Jeremy Lamb was one of few bright spots during emotional UConn season one year following Huskies' third national championship. (Photo courtesy of Hartford Courant)
Last year, the University of Connecticut accomplished something that may never be duplicated, winning their last eleven games during the Big East and NCAA Tournaments to deliver the third national championship in program history to Storrs. Seven months later, UConn was a different team following the departure of Kemba Walker to the NBA. However, in typical UConn fashion, the Huskies soldiered on through a season in which the description of "roller coaster year" could be best described as an understatement.
Connecticut started the season 10-1 before opening conference play without the services of Hall of Fame head coach Jim Calhoun, who was suspended for the team's first three Big East games for the Nate Miles scandal that Calhoun had absolutely nothing to do with directly. Associate head coach George Blaney, who once guided Seton Hall through the Big East in the 1990s, was made the interim boss. Calhoun eventually returned, but took medical leave in February after being diagnosed with spinal stenosis; and with Blaney taking over until the Hall of Famer returned on March 3rd against Pittsburgh, the Huskies had suddenly lost 11 of 16 games to find themselves on the bubble for a tournament in which they were the last team standing less than one year prior. UConn eventually made the field of 68, but lost to Iowa State in the round of 64.

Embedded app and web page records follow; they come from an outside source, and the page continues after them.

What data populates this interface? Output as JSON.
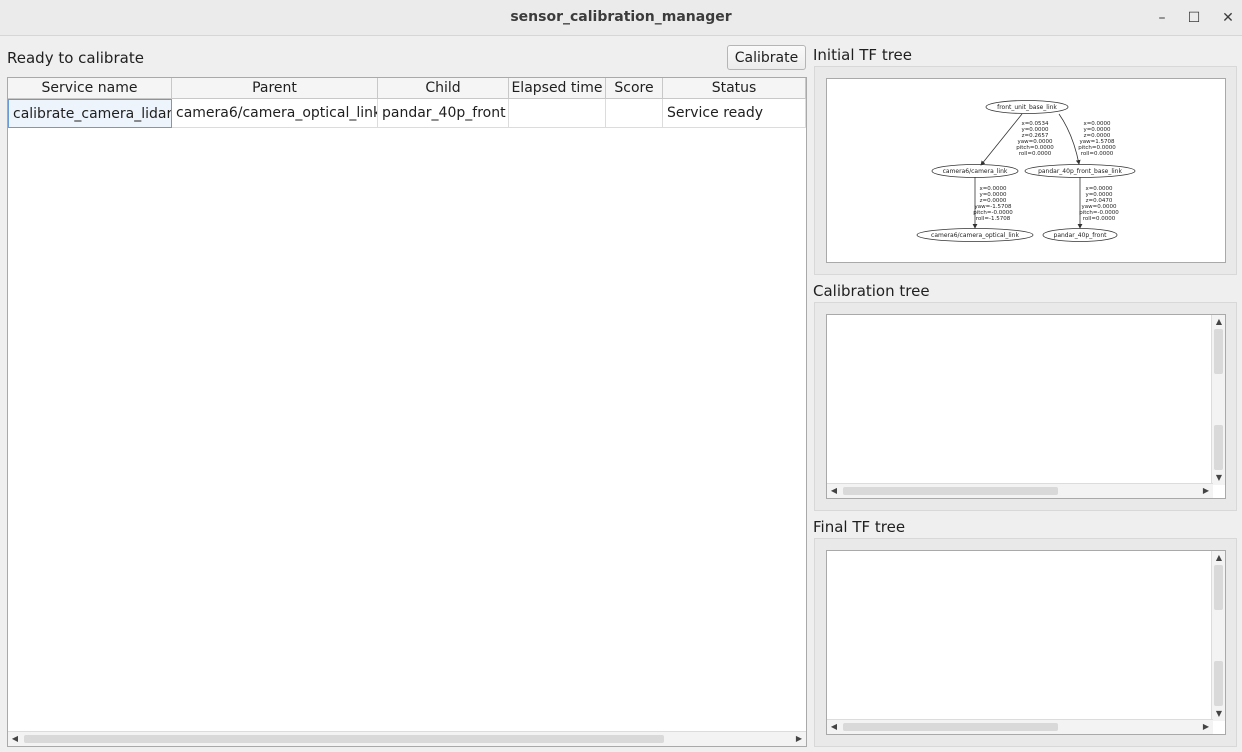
{
  "window": {
    "title": "sensor_calibration_manager",
    "minimize": "–",
    "maximize": "☐",
    "close": "✕"
  },
  "status_label": "Ready to calibrate",
  "calibrate_button": "Calibrate",
  "table": {
    "columns": [
      "Service name",
      "Parent",
      "Child",
      "Elapsed time",
      "Score",
      "Status"
    ],
    "rows": [
      {
        "service_name": "calibrate_camera_lidar",
        "parent": "camera6/camera_optical_link",
        "child": "pandar_40p_front",
        "elapsed_time": "",
        "score": "",
        "status": "Service ready"
      }
    ]
  },
  "panels": {
    "initial": "Initial TF tree",
    "calibration": "Calibration tree",
    "final": "Final TF tree"
  },
  "tf_tree": {
    "nodes": {
      "root": "front_unit_base_link",
      "cam": "camera6/camera_link",
      "cam_opt": "camera6/camera_optical_link",
      "pandar_base": "pandar_40p_front_base_link",
      "pandar": "pandar_40p_front"
    },
    "edge_root_cam": [
      "x=0.0534",
      "y=0.0000",
      "z=0.2657",
      "yaw=0.0000",
      "pitch=0.0000",
      "roll=0.0000"
    ],
    "edge_root_pandar": [
      "x=0.0000",
      "y=0.0000",
      "z=0.0000",
      "yaw=1.5708",
      "pitch=0.0000",
      "roll=0.0000"
    ],
    "edge_cam_opt": [
      "x=0.0000",
      "y=0.0000",
      "z=0.0000",
      "yaw=-1.5708",
      "pitch=-0.0000",
      "roll=-1.5708"
    ],
    "edge_pandar": [
      "x=0.0000",
      "y=0.0000",
      "z=0.0470",
      "yaw=0.0000",
      "pitch=-0.0000",
      "roll=0.0000"
    ]
  }
}
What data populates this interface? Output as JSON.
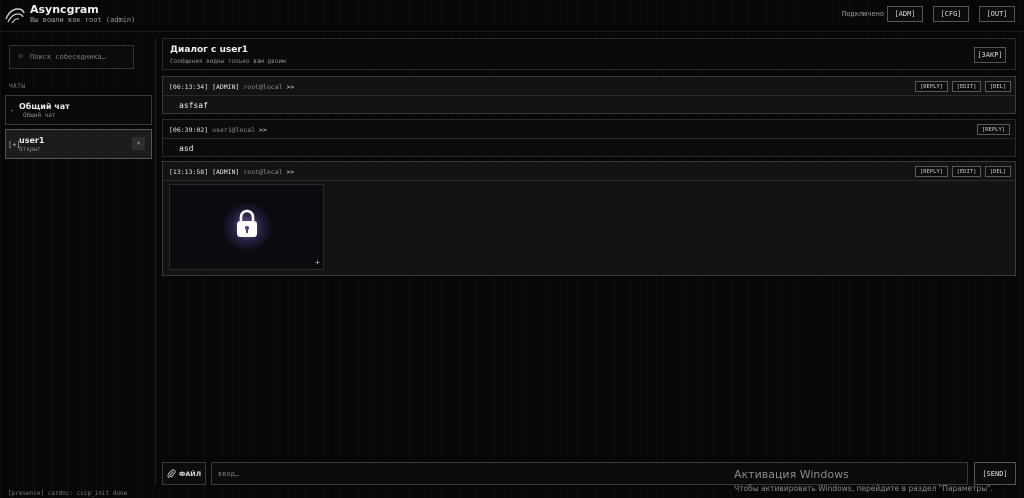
{
  "header": {
    "app_title": "Asyncgram",
    "subtitle": "Вы вошли как root (admin)",
    "connection_status": "Подключено",
    "buttons": {
      "adm": "[ADM]",
      "cfg": "[CFG]",
      "out": "[OUT]"
    }
  },
  "sidebar": {
    "search": {
      "placeholder": "Поиск собеседника…",
      "value": ""
    },
    "section_label": "ЧАТЫ",
    "chats": [
      {
        "name": "Общий чат",
        "subtitle": "Общий чат",
        "tag": "",
        "active": false
      },
      {
        "name": "user1",
        "subtitle": "Открыт",
        "tag": "[+]",
        "close": "×",
        "active": true
      }
    ]
  },
  "dialog": {
    "title": "Диалог с user1",
    "subtitle": "Сообщения видны только вам двоим",
    "close_label": "[ЗАКР]"
  },
  "messages": [
    {
      "time": "[06:13:34]",
      "role": "[ADMIN]",
      "user": "root@local",
      "arrow": ">>",
      "text": "asfsaf",
      "actions": [
        "[REPLY]",
        "[EDIT]",
        "[DEL]"
      ]
    },
    {
      "time": "[06:39:02]",
      "role": "",
      "user": "user1@local",
      "arrow": ">>",
      "text": "asd",
      "actions": [
        "[REPLY]"
      ]
    },
    {
      "time": "[13:13:58]",
      "role": "[ADMIN]",
      "user": "root@local",
      "arrow": ">>",
      "text": "",
      "attachment": {
        "type": "image",
        "icon": "lock-icon",
        "expand": "+"
      },
      "actions": [
        "[REPLY]",
        "[EDIT]",
        "[DEL]"
      ]
    }
  ],
  "composer": {
    "file_label": "ФАЙЛ",
    "input_placeholder": "ввод…",
    "input_value": "",
    "send_label": "[SEND]"
  },
  "status_bar": "[presence] cardnc: сccp_init done",
  "os_watermark": {
    "title": "Активация Windows",
    "subtitle": "Чтобы активировать Windows, перейдите в раздел \"Параметры\"."
  },
  "colors": {
    "background": "#070707",
    "panel": "#131313",
    "active_chat": "#1c1c1c",
    "border": "#3a3a3a",
    "text": "#f0f0f0",
    "muted": "#8f8f8f",
    "lock_glow": "#c79bff"
  }
}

Among the first questions at the start of the season for the Huskies was who would step up and lead the team in the absence of Kemba Walker. Sophomore guard Jeremy Lamb, who is widely expected to declare for the NBA draft in the coming days, took advantage of increased shooting opportunities on his way to first team all-Big East honors and an average of nearly eighteen points per game. The Georgia product also shot 48 percent from the field while backcourt partner and fellow second-year star Shabazz Napier blossomed as the starting point guard, averaging thirteen points and nearly six assists per contest. Once he was declared eligible, Ryan Boatright filled the role Napier occupied as a freshman last season; and provided glimpses of Walker's freshman year in the process, one that resulted in a Final Four appearance in 2009. A native of Chicago who changed the game as soon as he took the court, Boatright quickly made a name for himself with averages of ten points and four assists per game on a team in which he was not the only outstanding rookie.

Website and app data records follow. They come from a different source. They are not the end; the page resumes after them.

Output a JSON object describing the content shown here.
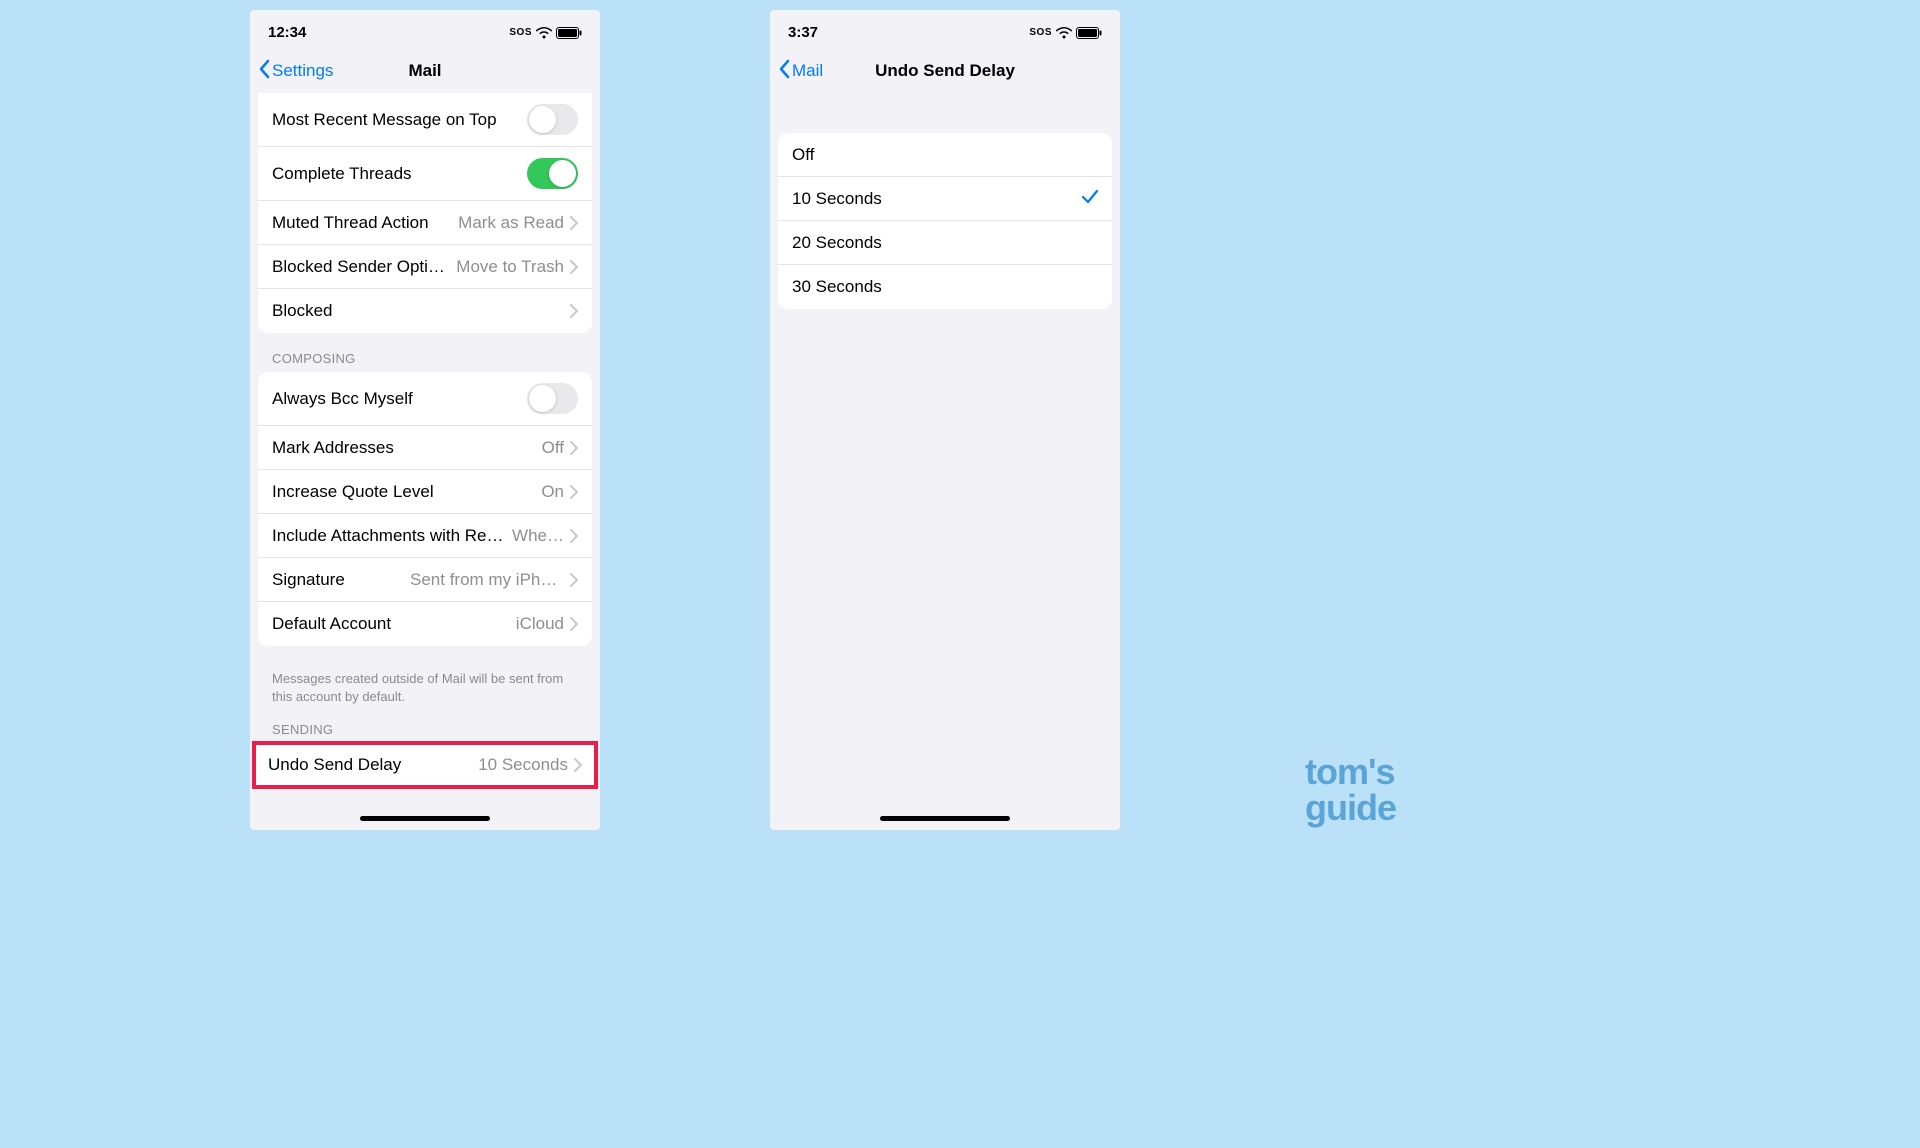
{
  "watermark": {
    "line1": "tom's",
    "line2": "guide"
  },
  "left": {
    "status": {
      "time": "12:34",
      "sos": "SOS"
    },
    "nav": {
      "back": "Settings",
      "title": "Mail"
    },
    "rows_g1": [
      {
        "label": "Most Recent Message on Top",
        "toggle": "off"
      },
      {
        "label": "Complete Threads",
        "toggle": "on"
      },
      {
        "label": "Muted Thread Action",
        "value": "Mark as Read",
        "chevron": true
      },
      {
        "label": "Blocked Sender Options",
        "value": "Move to Trash",
        "chevron": true
      },
      {
        "label": "Blocked",
        "chevron": true
      }
    ],
    "section2_header": "COMPOSING",
    "rows_g2": [
      {
        "label": "Always Bcc Myself",
        "toggle": "off"
      },
      {
        "label": "Mark Addresses",
        "value": "Off",
        "chevron": true
      },
      {
        "label": "Increase Quote Level",
        "value": "On",
        "chevron": true
      },
      {
        "label": "Include Attachments with Replies",
        "value": "Whe…",
        "chevron": true
      },
      {
        "label": "Signature",
        "value": "Sent from my iPhone",
        "chevron": true
      },
      {
        "label": "Default Account",
        "value": "iCloud",
        "chevron": true
      }
    ],
    "section2_footer": "Messages created outside of Mail will be sent from this account by default.",
    "section3_header": "SENDING",
    "rows_g3": [
      {
        "label": "Undo Send Delay",
        "value": "10 Seconds",
        "chevron": true
      }
    ]
  },
  "right": {
    "status": {
      "time": "3:37",
      "sos": "SOS"
    },
    "nav": {
      "back": "Mail",
      "title": "Undo Send Delay"
    },
    "options": [
      {
        "label": "Off",
        "selected": false
      },
      {
        "label": "10 Seconds",
        "selected": true
      },
      {
        "label": "20 Seconds",
        "selected": false
      },
      {
        "label": "30 Seconds",
        "selected": false
      }
    ]
  }
}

Andre Drummond, the conference's preseason pick for Rookie of the Year honors that ultimately went to Moe Harkless of St. John's, averaged ten points in his own right; but his biggest contributions were those on the defensive side of the ball, with averages of almost eight rebounds and nearly three blocked shots per night. When Drummond was not under the boards, junior forward Alex Oriakhi; who just last week announced he would be transferring, teamed with fellow big man Tyler Olander and swingman Roscoe Smith to give UConn a combination of size and rebounding that defied their young age.

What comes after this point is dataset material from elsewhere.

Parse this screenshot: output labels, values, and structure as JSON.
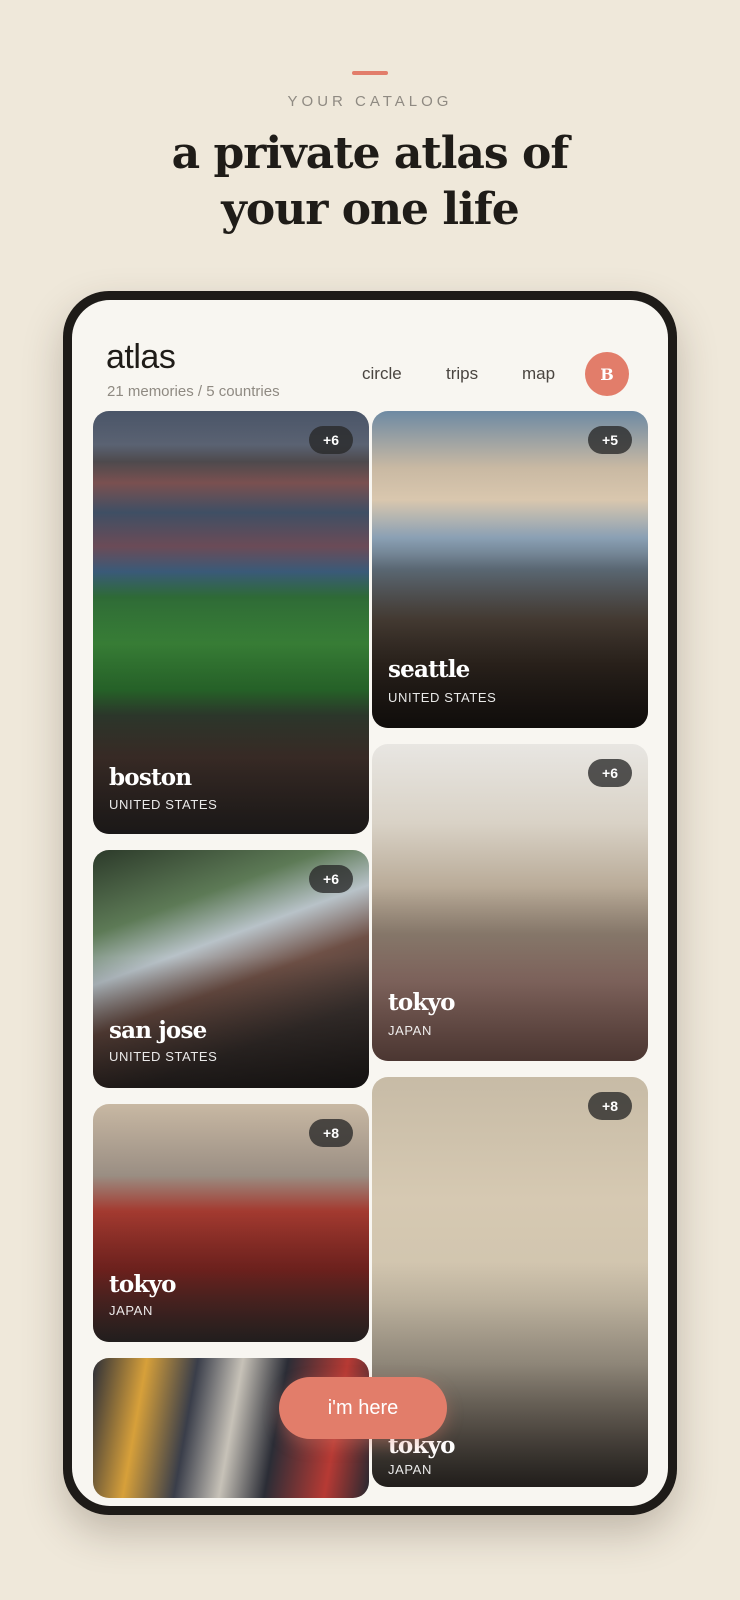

DeAndre Daniels and Niels Giffey also return to shore up the Huskies' bench, and if everything goes according to plan, UConn will bring back everyone except Lamb and Oriakhi. Andre Drummond has been rumored to declare for the NBA draft as well, but other reports are also indicating the 6-11 center will be staying for his sophomore season despite the NCAA ruling on Thursday that denied UConn's appeal of a penalty that keeps them out of both the Big East and NCAA Tournaments next season as a result of low APR scores. There is still a slight chance that the NCAA can change their calculations to reflect a four-year period that will get the Huskies back into the field, but UConn is out at the moment.
This decision has not changed the outlook in the Nutmeg State, and incoming recruit Omar Calhoun is still on track to join the Huskies out of Christ the King High School in Queens. One thing is certain regardless of where UConn's season ends, and that is the fact that their team will embody the fighting spirit of their legendary head coach; so even if the Huskies are only a regular season team, their will to win and desire to prove the critics wrong will shine brighter than ever before.